**Task brief**
Only the lines holding the string "cannot" are needed; copy each of them from the data.

Information supplied START

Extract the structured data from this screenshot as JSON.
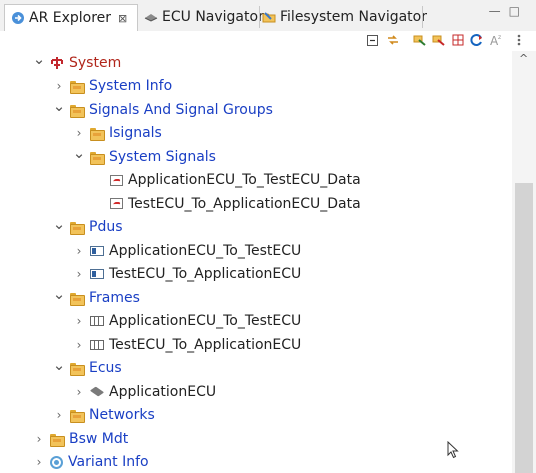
{
  "tabs": [
    {
      "label": "AR Explorer",
      "close": "⊠",
      "active": true,
      "icon": "arrow-circle-icon"
    },
    {
      "label": "ECU Navigator",
      "active": false,
      "icon": "ecu-diamond-icon"
    },
    {
      "label": "Filesystem Navigator",
      "active": false,
      "icon": "filesystem-icon"
    }
  ],
  "window_controls": {
    "minimize": "—",
    "maximize": "□"
  },
  "toolbar": {
    "icons": [
      "collapse-all-icon",
      "link-editor-icon",
      "filter-icon-1",
      "filter-icon-2",
      "grid-icon",
      "refresh-icon",
      "font-icon",
      "view-menu-icon"
    ]
  },
  "tree": [
    {
      "label": "System",
      "level": 0,
      "expanded": true,
      "icon": "system-icon",
      "color": "red"
    },
    {
      "label": "System Info",
      "level": 1,
      "expanded": false,
      "icon": "folder-icon",
      "color": "blue"
    },
    {
      "label": "Signals And Signal Groups",
      "level": 1,
      "expanded": true,
      "icon": "folder-icon",
      "color": "blue"
    },
    {
      "label": "Isignals",
      "level": 2,
      "expanded": false,
      "icon": "folder-icon",
      "color": "blue"
    },
    {
      "label": "System Signals",
      "level": 2,
      "expanded": true,
      "icon": "folder-icon",
      "color": "blue"
    },
    {
      "label": "ApplicationECU_To_TestECU_Data",
      "level": 3,
      "leaf": true,
      "icon": "signal-icon",
      "color": "dark"
    },
    {
      "label": "TestECU_To_ApplicationECU_Data",
      "level": 3,
      "leaf": true,
      "icon": "signal-icon",
      "color": "dark"
    },
    {
      "label": "Pdus",
      "level": 1,
      "expanded": true,
      "icon": "folder-icon",
      "color": "blue"
    },
    {
      "label": "ApplicationECU_To_TestECU",
      "level": 2,
      "expanded": false,
      "icon": "pdu-icon",
      "color": "dark"
    },
    {
      "label": "TestECU_To_ApplicationECU",
      "level": 2,
      "expanded": false,
      "icon": "pdu-icon",
      "color": "dark"
    },
    {
      "label": "Frames",
      "level": 1,
      "expanded": true,
      "icon": "folder-icon",
      "color": "blue"
    },
    {
      "label": "ApplicationECU_To_TestECU",
      "level": 2,
      "expanded": false,
      "icon": "frame-icon",
      "color": "dark"
    },
    {
      "label": "TestECU_To_ApplicationECU",
      "level": 2,
      "expanded": false,
      "icon": "frame-icon",
      "color": "dark"
    },
    {
      "label": "Ecus",
      "level": 1,
      "expanded": true,
      "icon": "folder-icon",
      "color": "blue"
    },
    {
      "label": "ApplicationECU",
      "level": 2,
      "expanded": false,
      "icon": "ecu-icon",
      "color": "dark"
    },
    {
      "label": "Networks",
      "level": 1,
      "expanded": false,
      "icon": "folder-icon",
      "color": "blue"
    },
    {
      "label": "Bsw Mdt",
      "level": 0,
      "expanded": false,
      "icon": "folder-icon",
      "color": "blue"
    },
    {
      "label": "Variant Info",
      "level": 0,
      "expanded": false,
      "icon": "variant-icon",
      "color": "blue"
    }
  ],
  "colors": {
    "label_blue": "#1a3fc4",
    "label_red": "#b1261b",
    "folder": "#f2c35a"
  }
}
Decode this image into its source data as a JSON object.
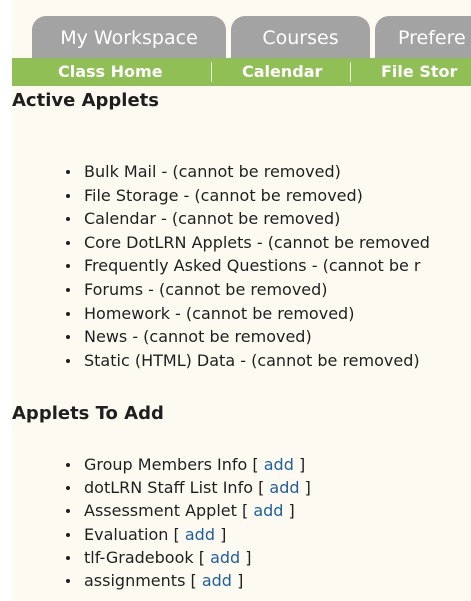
{
  "tabs": [
    {
      "label": "My Workspace"
    },
    {
      "label": "Courses"
    },
    {
      "label": "Prefere"
    }
  ],
  "subnav": [
    {
      "label": "Class Home"
    },
    {
      "label": "Calendar"
    },
    {
      "label": "File Stor"
    }
  ],
  "active_applets": {
    "heading": "Active Applets",
    "items": [
      {
        "text": "Bulk Mail - (cannot be removed)"
      },
      {
        "text": "File Storage - (cannot be removed)"
      },
      {
        "text": "Calendar - (cannot be removed)"
      },
      {
        "text": "Core DotLRN Applets - (cannot be removed"
      },
      {
        "text": "Frequently Asked Questions - (cannot be r"
      },
      {
        "text": "Forums - (cannot be removed)"
      },
      {
        "text": "Homework - (cannot be removed)"
      },
      {
        "text": "News - (cannot be removed)"
      },
      {
        "text": "Static (HTML) Data - (cannot be removed)"
      }
    ]
  },
  "applets_to_add": {
    "heading": "Applets To Add",
    "bracket_open": "[",
    "bracket_close": "]",
    "items": [
      {
        "name": "Group Members Info",
        "action": "add"
      },
      {
        "name": "dotLRN Staff List Info",
        "action": "add"
      },
      {
        "name": "Assessment Applet",
        "action": "add"
      },
      {
        "name": "Evaluation",
        "action": "add"
      },
      {
        "name": "tlf-Gradebook",
        "action": "add"
      },
      {
        "name": "assignments",
        "action": "add"
      }
    ]
  }
}
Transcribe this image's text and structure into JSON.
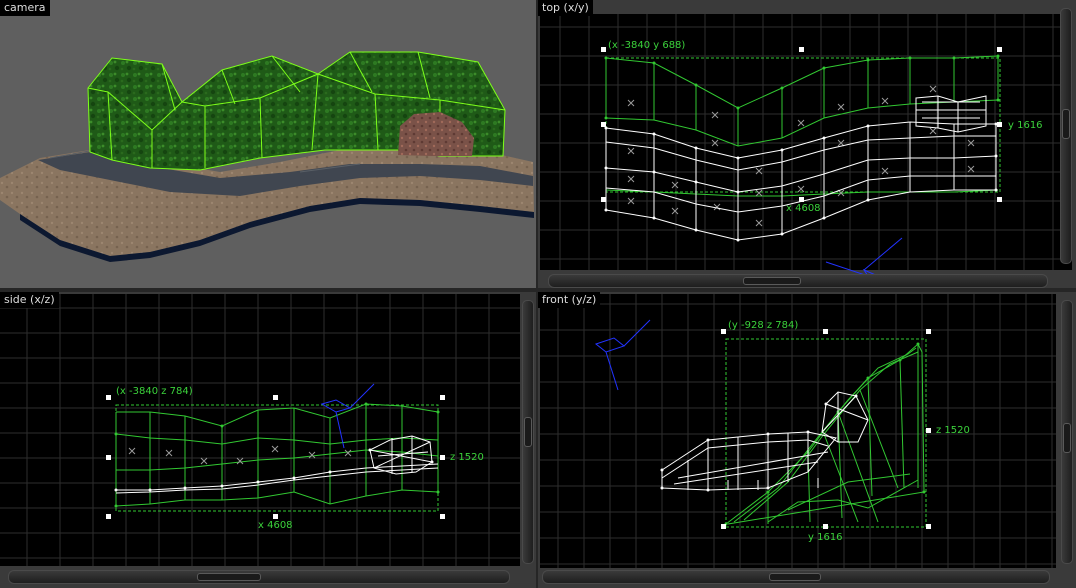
{
  "viewports": {
    "camera": {
      "title": "camera"
    },
    "top": {
      "title": "top (x/y)",
      "origin_label": "(x -3840 y 688)",
      "height_label": "y 1616",
      "width_label": "x 4608"
    },
    "side": {
      "title": "side (x/z)",
      "origin_label": "(x -3840 z 784)",
      "height_label": "z 1520",
      "width_label": "x 4608"
    },
    "front": {
      "title": "front (y/z)",
      "origin_label": "(y -928 z 784)",
      "height_label": "z 1520",
      "width_label": "y 1616"
    }
  },
  "colors": {
    "grid": "#2e2e2e",
    "selection": "#32c832",
    "wire": "#ffffff",
    "camera_marker": "#2233ff",
    "camera_bg": "#5f5f5f"
  },
  "icons": [
    "camera-marker-icon",
    "scroll-thumb"
  ]
}
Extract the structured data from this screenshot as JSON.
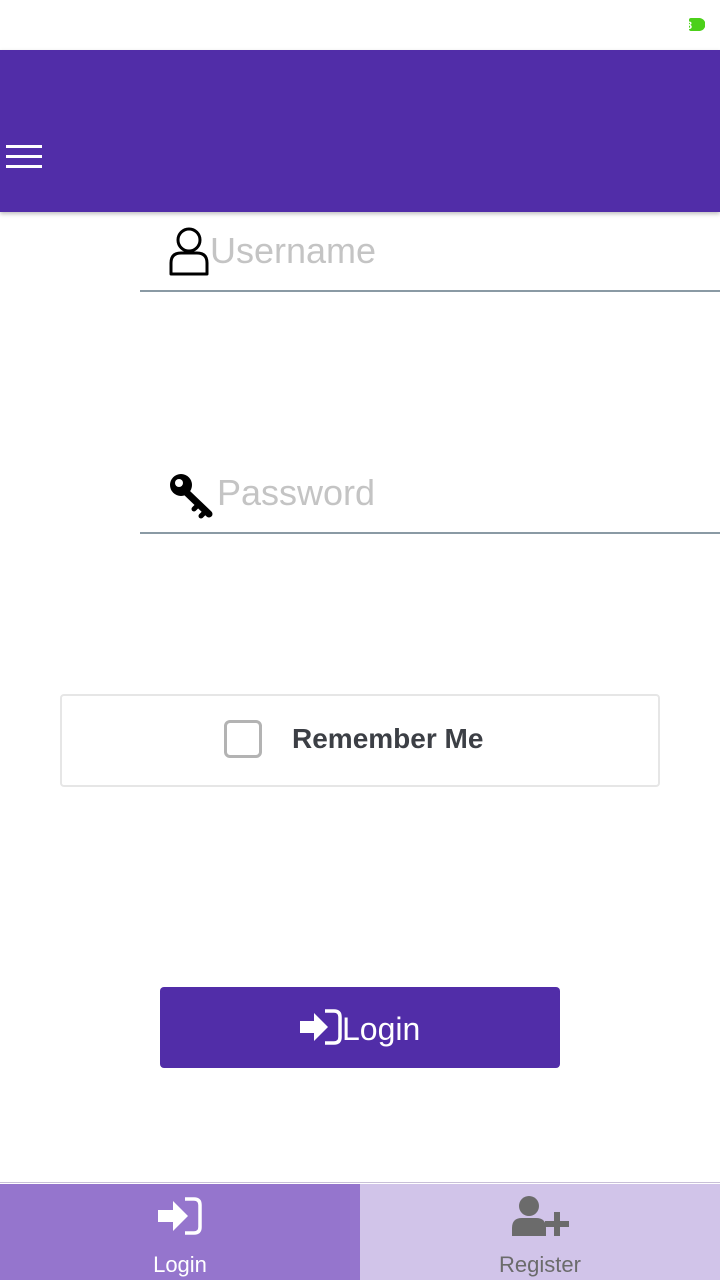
{
  "status_bar": {
    "battery_icon": "battery-charging-icon",
    "battery_color": "#4CD01A"
  },
  "app_bar": {
    "menu_icon": "hamburger-menu-icon",
    "background": "#512DA8"
  },
  "form": {
    "username": {
      "icon": "user-outline-icon",
      "placeholder": "Username",
      "value": ""
    },
    "password": {
      "icon": "key-icon",
      "placeholder": "Password",
      "value": ""
    },
    "remember_me": {
      "label": "Remember Me",
      "checked": false
    },
    "login_button": {
      "icon": "sign-in-icon",
      "label": "Login"
    }
  },
  "bottom_nav": {
    "items": [
      {
        "icon": "sign-in-icon",
        "label": "Login",
        "active": true,
        "background": "#9575CD"
      },
      {
        "icon": "user-plus-icon",
        "label": "Register",
        "active": false,
        "background": "#D1C4E9"
      }
    ]
  }
}
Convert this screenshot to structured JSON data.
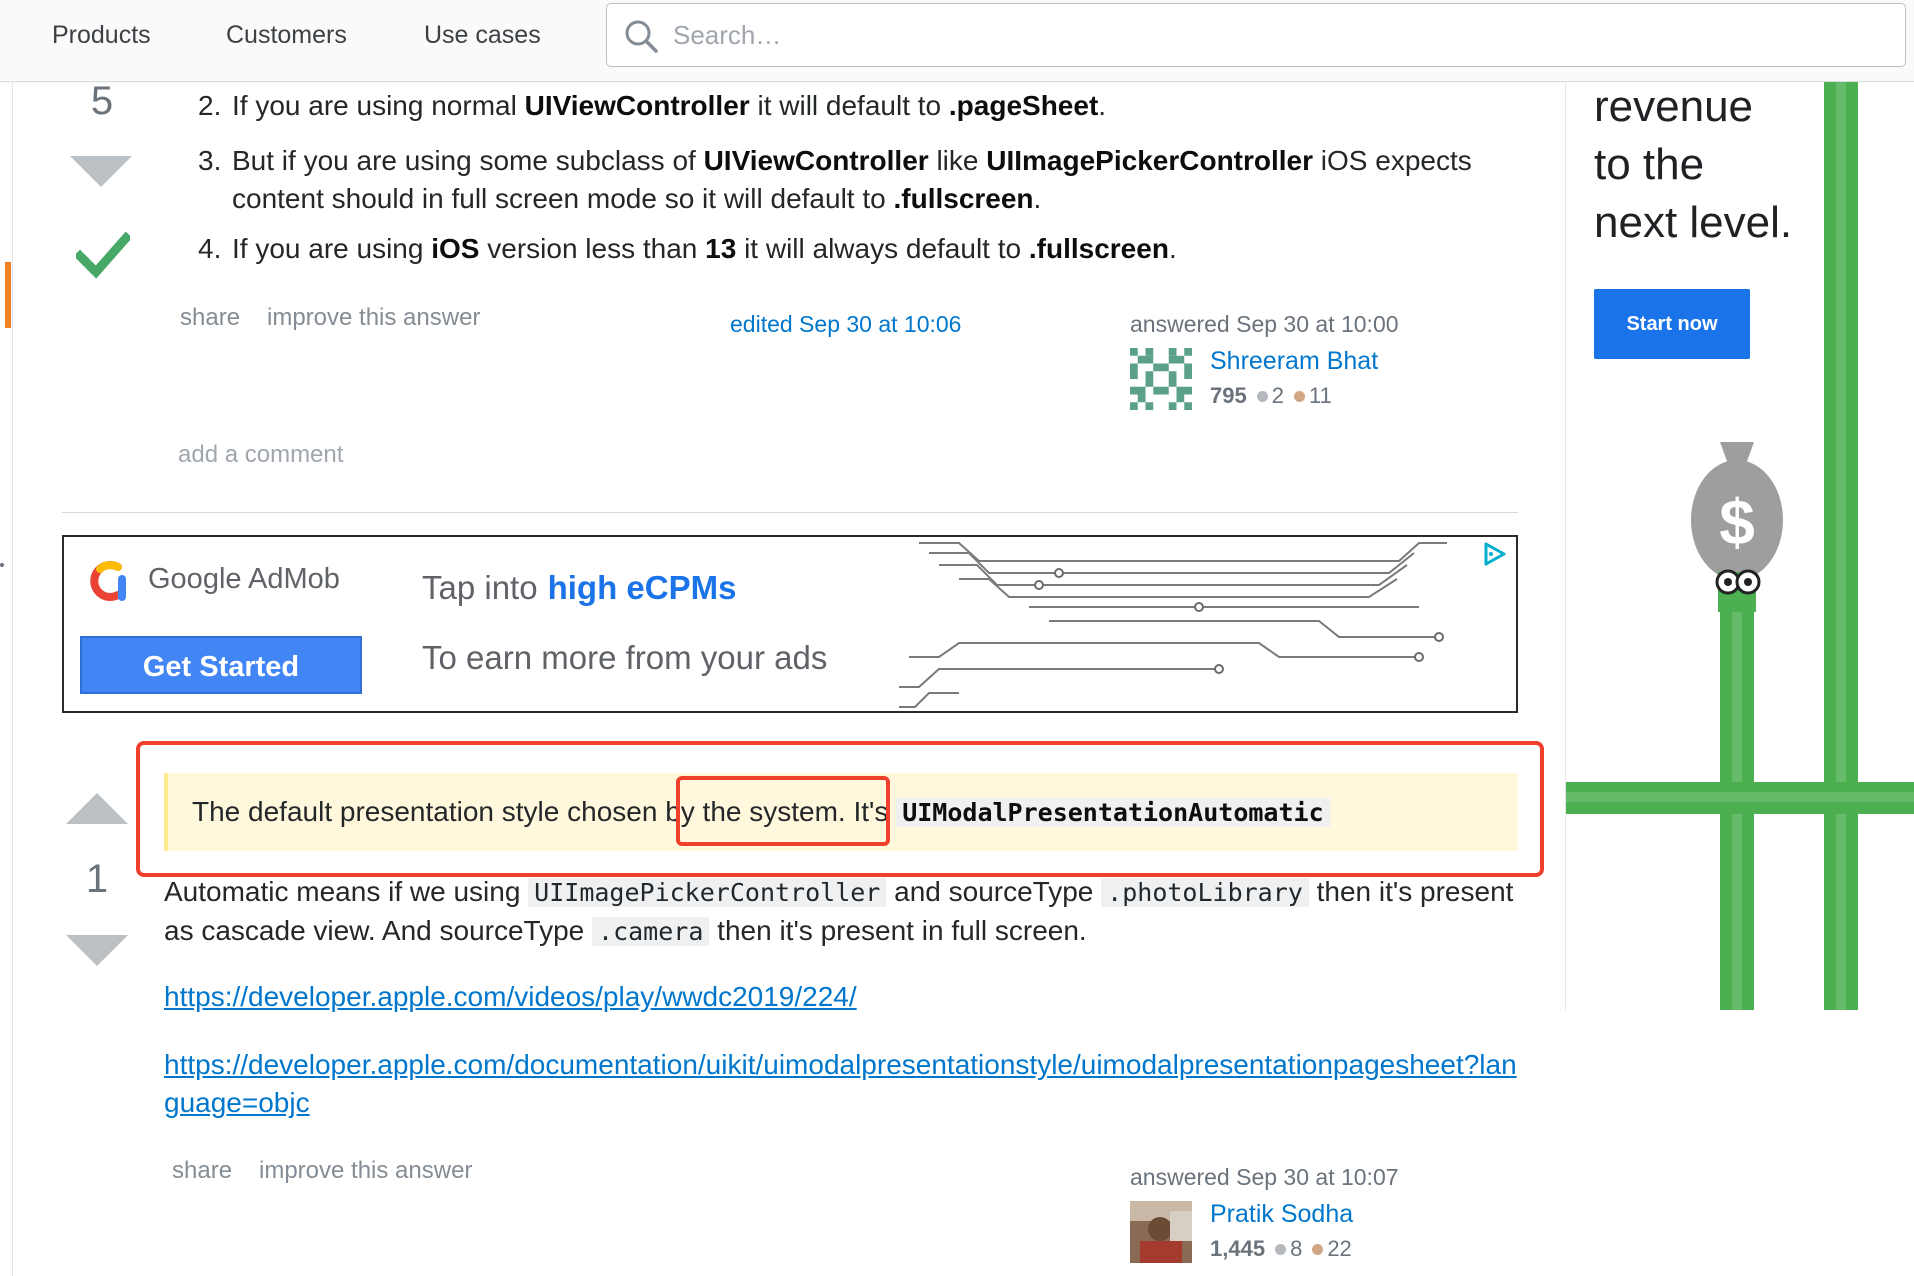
{
  "nav": {
    "items": [
      "Products",
      "Customers",
      "Use cases"
    ],
    "search_placeholder": "Search…"
  },
  "answer1": {
    "vote_count": "5",
    "accepted": true,
    "list_items": [
      {
        "num": "2.",
        "parts": [
          "If you are using normal ",
          "UIViewController",
          " it will default to ",
          ".pageSheet",
          "."
        ]
      },
      {
        "num": "3.",
        "parts": [
          "But if you are using some subclass of ",
          "UIViewController",
          " like ",
          "UIImagePickerController",
          " iOS expects content should in full screen mode so it will default to ",
          ".fullscreen",
          "."
        ]
      },
      {
        "num": "4.",
        "parts": [
          "If you are using ",
          "iOS",
          " version less than ",
          "13",
          " it will always default to ",
          ".fullscreen",
          "."
        ]
      }
    ],
    "actions": {
      "share": "share",
      "improve": "improve this answer"
    },
    "edited": "edited Sep 30 at 10:06",
    "answered": "answered Sep 30 at 10:00",
    "user": {
      "name": "Shreeram Bhat",
      "rep": "795",
      "silver": "2",
      "bronze": "11"
    },
    "add_comment": "add a comment"
  },
  "ad_banner": {
    "brand": "Google AdMob",
    "cta": "Get Started",
    "headline_prefix": "Tap into",
    "headline_highlight": "high eCPMs",
    "subline": "To earn more from your ads"
  },
  "answer2": {
    "vote_count": "1",
    "quote_prefix": "The default presentation style chose",
    "quote_mid": "n by the system.",
    "quote_suffix": " It's ",
    "quote_code": "UIModalPresentationAutomatic",
    "para_1": "Automatic means if we using",
    "code_1": "UIImagePickerController",
    "para_2": "and sourceType",
    "code_2": ".photoLibrary",
    "para_3": "then it's present as cascade view. And sourceType",
    "code_3": ".camera",
    "para_4": "then it's present in full screen.",
    "link_1": "https://developer.apple.com/videos/play/wwdc2019/224/",
    "link_2": "https://developer.apple.com/documentation/uikit/uimodalpresentationstyle/uimodalpresentationpagesheet?language=objc",
    "actions": {
      "share": "share",
      "improve": "improve this answer"
    },
    "answered": "answered Sep 30 at 10:07",
    "user": {
      "name": "Pratik Sodha",
      "rep": "1,445",
      "silver": "8",
      "bronze": "22"
    }
  },
  "side_ad": {
    "headline": [
      "revenue",
      "to the",
      "next level."
    ],
    "cta": "Start now"
  },
  "colors": {
    "accent_orange": "#f48024",
    "link_blue": "#0077cc",
    "highlight_red": "#f0402b",
    "accepted_green": "#48a868",
    "silver_badge": "#b4b8bc",
    "bronze_badge": "#d1a684"
  }
}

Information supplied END

**Exercise solution**
        "text": "Bulk Mail - (cannot be removed)"
        "text": "File Storage - (cannot be removed)"
        "text": "Calendar - (cannot be removed)"
        "text": "Core DotLRN Applets - (cannot be removed"
        "text": "Frequently Asked Questions - (cannot be r"
        "text": "Forums - (cannot be removed)"
        "text": "Homework - (cannot be removed)"
        "text": "News - (cannot be removed)"
        "text": "Static (HTML) Data - (cannot be removed)"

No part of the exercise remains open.